§ **What you have to do**:
Write out the data that follows. Keep every character unchanged.

==*==

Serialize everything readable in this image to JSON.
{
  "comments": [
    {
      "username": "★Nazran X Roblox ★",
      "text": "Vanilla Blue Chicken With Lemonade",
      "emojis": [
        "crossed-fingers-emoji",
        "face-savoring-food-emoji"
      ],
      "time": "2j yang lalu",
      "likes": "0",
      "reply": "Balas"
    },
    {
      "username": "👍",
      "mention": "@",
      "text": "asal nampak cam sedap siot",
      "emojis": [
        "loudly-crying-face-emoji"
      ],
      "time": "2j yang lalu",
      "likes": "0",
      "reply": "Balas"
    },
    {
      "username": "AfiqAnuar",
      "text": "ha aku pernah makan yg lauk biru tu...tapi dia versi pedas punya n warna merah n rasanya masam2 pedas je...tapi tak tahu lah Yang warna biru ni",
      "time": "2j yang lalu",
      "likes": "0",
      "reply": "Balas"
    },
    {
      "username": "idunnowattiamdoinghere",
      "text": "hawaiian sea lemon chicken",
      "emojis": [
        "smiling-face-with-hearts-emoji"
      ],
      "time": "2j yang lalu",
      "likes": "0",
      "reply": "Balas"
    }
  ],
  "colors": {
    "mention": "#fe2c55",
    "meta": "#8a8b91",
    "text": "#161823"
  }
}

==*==

§ **Expected answer**:
Serialize everything readable in this image to JSON.
{
  "comments": [
    {
      "username": "★Nazran X Roblox ★",
      "text": "Vanilla Blue Chicken With Lemonade",
      "emojis": [
        "crossed-fingers-emoji",
        "face-savoring-food-emoji"
      ],
      "time": "2j yang lalu",
      "likes": "0",
      "reply": "Balas"
    },
    {
      "username": "👍",
      "mention": "@",
      "text": "asal nampak cam sedap siot",
      "emojis": [
        "loudly-crying-face-emoji"
      ],
      "time": "2j yang lalu",
      "likes": "0",
      "reply": "Balas"
    },
    {
      "username": "AfiqAnuar",
      "text": "ha aku pernah makan yg lauk biru tu...tapi dia versi pedas punya n warna merah n rasanya masam2 pedas je...tapi tak tahu lah Yang warna biru ni",
      "time": "2j yang lalu",
      "likes": "0",
      "reply": "Balas"
    },
    {
      "username": "idunnowattiamdoinghere",
      "text": "hawaiian sea lemon chicken",
      "emojis": [
        "smiling-face-with-hearts-emoji"
      ],
      "time": "2j yang lalu",
      "likes": "0",
      "reply": "Balas"
    }
  ],
  "colors": {
    "mention": "#fe2c55",
    "meta": "#8a8b91",
    "text": "#161823"
  }
}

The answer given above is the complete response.